Editor’s note: As a public service, all the Monitor’s coronavirus coverage is free, including articles from this column. There’s also a special free section of JSH-Online.com on a healing response to the coronavirus. There is no paywall for any of this coverage.

You've read  of  free articles. Subscribe to continue.

Dear Reader,

About a year ago, I happened upon this statement about the Monitor in the Harvard Business Review – under the charming heading of “do things that don’t interest you”:

“Many things that end up” being meaningful, writes social scientist Joseph Grenny, “have come from conference workshops, articles, or online videos that began as a chore and ended with an insight. My work in Kenya, for example, was heavily influenced by a Christian Science Monitor article I had forced myself to read 10 years earlier. Sometimes, we call things ‘boring’ simply because they lie outside the box we are currently in.”
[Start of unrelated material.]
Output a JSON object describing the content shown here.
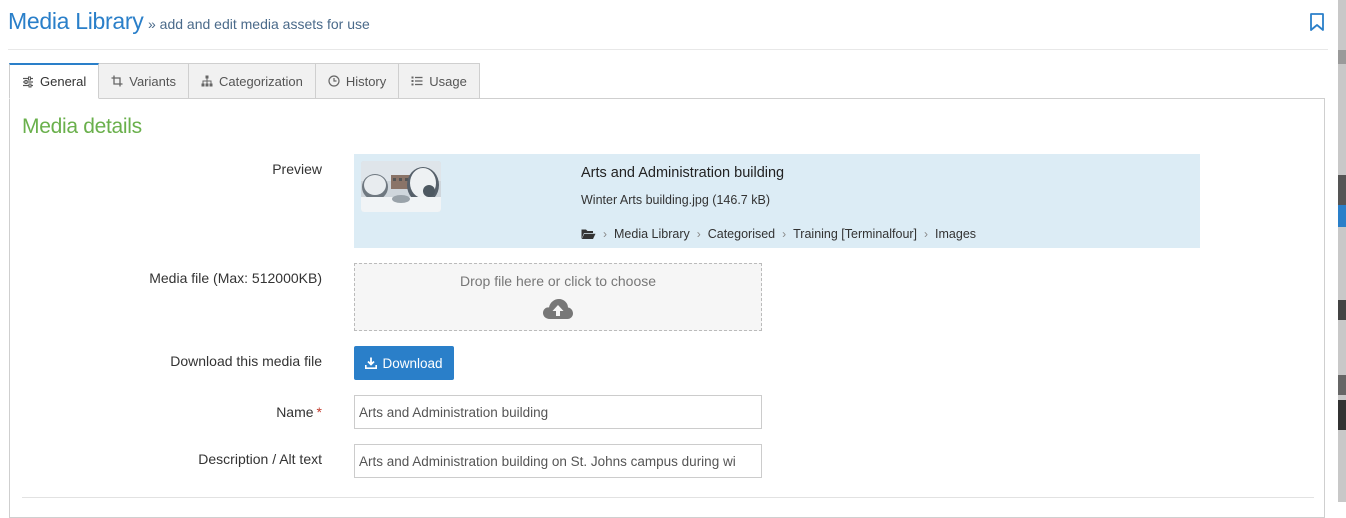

If you were to come up with a punchline to a joke about the Monitor, that would probably be it. We’re seen as being global, fair, insightful, and perhaps a bit too earnest. We’re the bran muffin of journalism.

But you know what? We change lives. And I’m going to argue that we change lives precisely because we force open that too-small box that most human beings think they live in.

The Monitor is a peculiar little publication that’s hard for the world to figure out. We’re run by a church, but we’re not only for church members and we’re not about converting people. We’re known as being fair even as the world becomes as polarized as at any time since the newspaper’s founding in 1908.

We have a mission beyond circulation, we want to bridge divides. We’re about kicking down the door of thought everywhere and saying, “You are bigger and more capable than you realize. And we can prove it.”

If you’re looking for bran muffin journalism, you can subscribe to the Monitor for $15. You’ll get the Monitor Weekly magazine, the Monitor Daily email, and unlimited access to CSMonitor.com.